Vertes said he preferred all interviews to coincide with the book's publicity campaign.
The book's 35,000 first printing is "quite large for a first novel," Ash said.
Ash wouldn't disclose what the Literary Guild paid for "Carpool," except to say that it was "into the five digits."
While not exactly famous, Cahill has plenty of other writing experience. Her columns have been published in The Evening Sun, the Washington Post and Modern Maturity magazine.
She also did research for the Barry Levinson film, "Diner," and was named "Baltimore's Best Humorist" by William Donald Schaefer when he was still the city's mayor.
Her humor columns draw on her experiences with her husband, Dr. Edward Cahill, 46, and her two children, Ted, 19, and Katie, 15. From her suburban viewpoint, she has poked fun at opera obsessions, managed to connect dairy farming to the Strategic Defense Initiative, and even examined howhumor can be a way of coping with the death of a loved one.
And what do suburbanites on the Cahill's cul-de-sac think of their neighbor's success?

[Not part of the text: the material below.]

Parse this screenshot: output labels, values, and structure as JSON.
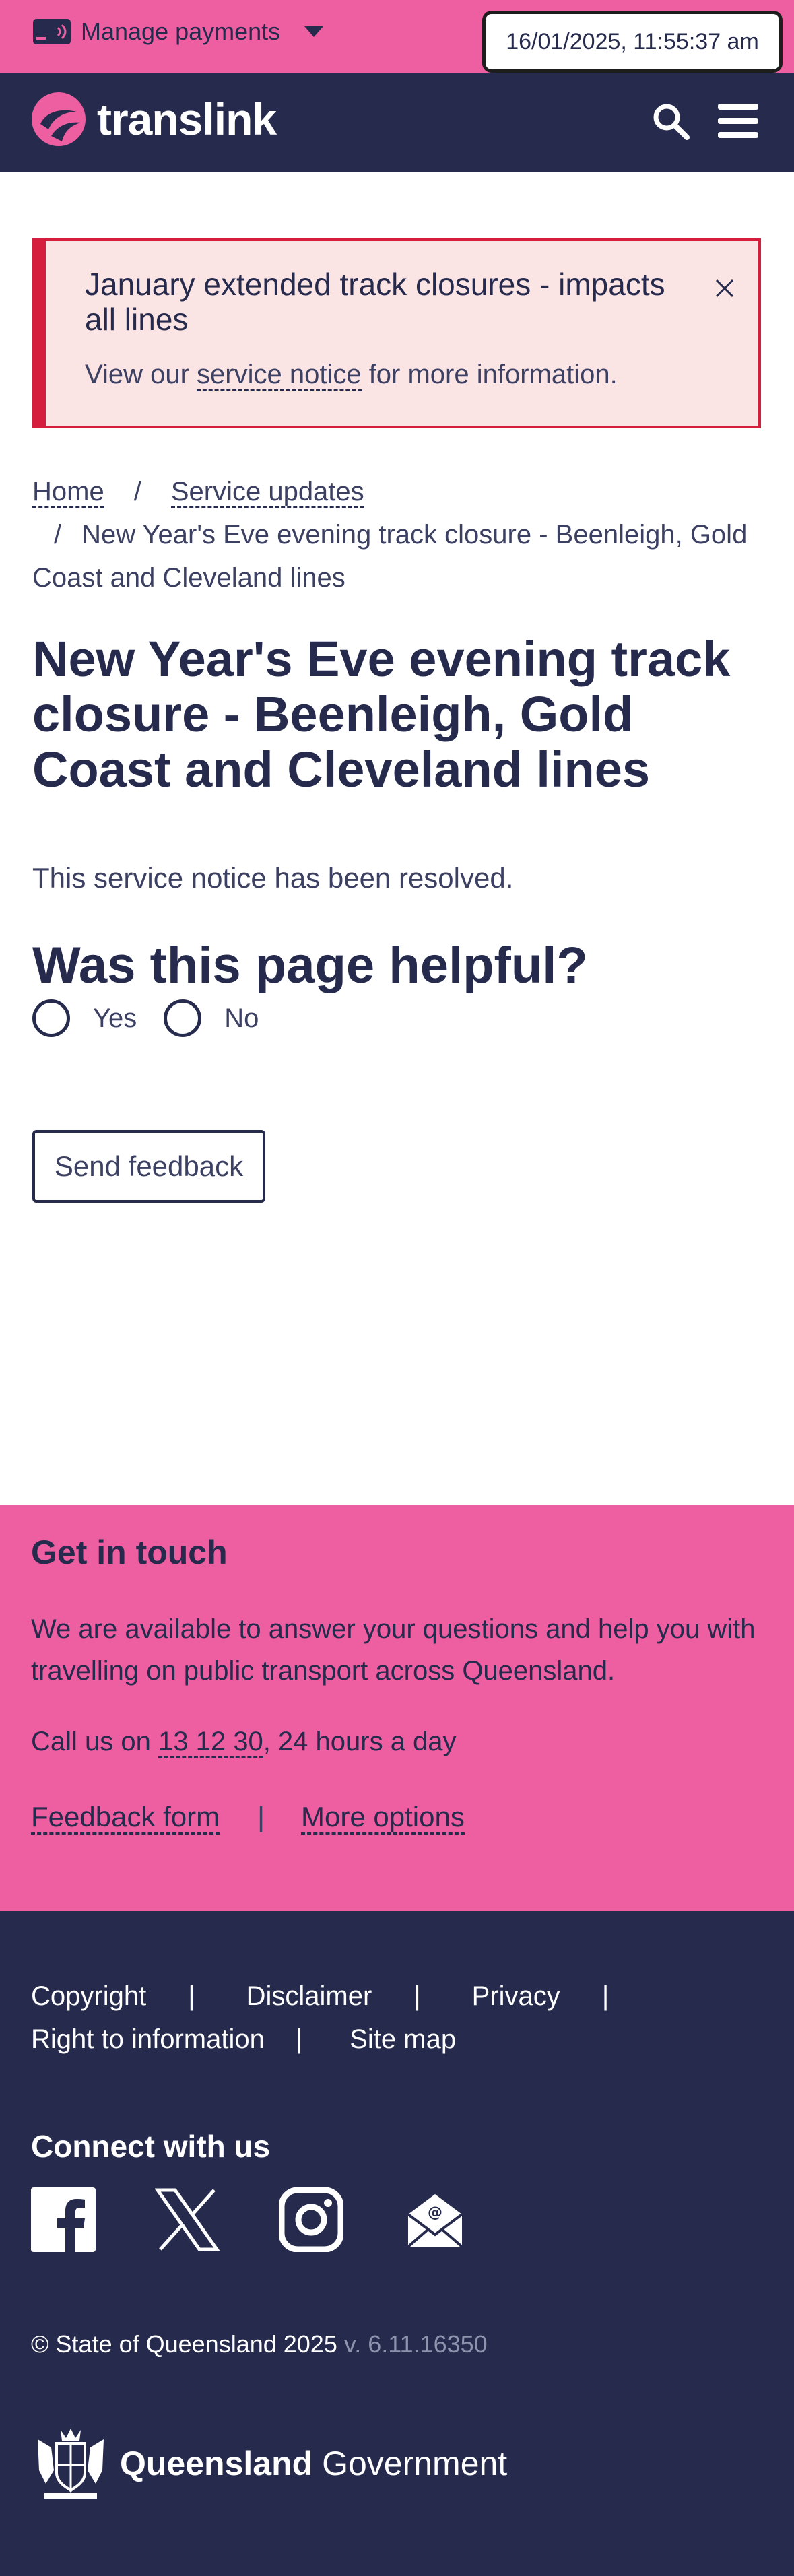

"We're really happy for her. Why not? They're really good neighbors," said Robert L. Hylton, a 61-year-old retired businessman.
The Hyltons and Cahills have lived on half-acre lots across the street from each other for more than a decade, he said.
While Hylton said he is planning to get the book when it comes out, 13-year-old John Sniscak, another neighbor, is not so sure.
"I'm not sure, 'cause I don't know that much about it. I might," he explained.
Like Ash, Sniscak said he can relate to the idea of being car-pooled about "to the pool, to school and stuff because I don't use the bus."He said he doesn't use the school bus because there's always a work-bound parent handy.
Cahill's past writings reveal the sort of comic flair that got her noticed by Random House.
A 1987 op-ed column in The Evening Sun begins:
"There's a dead gerbil in my freezer.
"It's in a brown paper lunch bag marked 'Lenny, R.I.P.'
"It's not the dead gerbil that bothers me so much as the thought that someonemight reach in the bag in the dark, thinking they're going to sneak some brownies, and when they pull out Lenny, they might drop dead, too, and then I'd have another cadaver to deal with. I don't know what I'd do with the other one; the rest of the freezer's full of peaches,and the ground, under two feet of snow, is frozen too hard to bury anybody, which is why the damned gerbil's in the freezer in the first place."
A 1973 graduate of Towson State University with a master'sdegree in childhood education, Cahill began her paid writing career in the late 1970s, writing a bimonthly column in the now-defunct Howard County Journal.
In 1980, she scrounged for 1960s nostalgia to lend authenticity to the movie, "Diner," for which she was paid $500 aweek for six weeks.
She said she was "in the kitchen, minding my own business" when a friend called to tell her about the job.
"I threw down my dishrag, sent the kids to a neighbor, drove to town and got the job," she said in a 1982 Howard County Sun interview.
In 1982, she received a $5,000 fellowship from the Maryland Arts Council for her screenplay, "Easy Winners," which was based on her experiencedoing research for "Diner."
She said at the time she planned to use the money to get her writing career geared up and start working ona novel.
"I'm going to set aside some of the money for baby-sitting," she said then. "I need somebody to gainfully employ the childrenwhile I'm doing some of the big projects I have planned."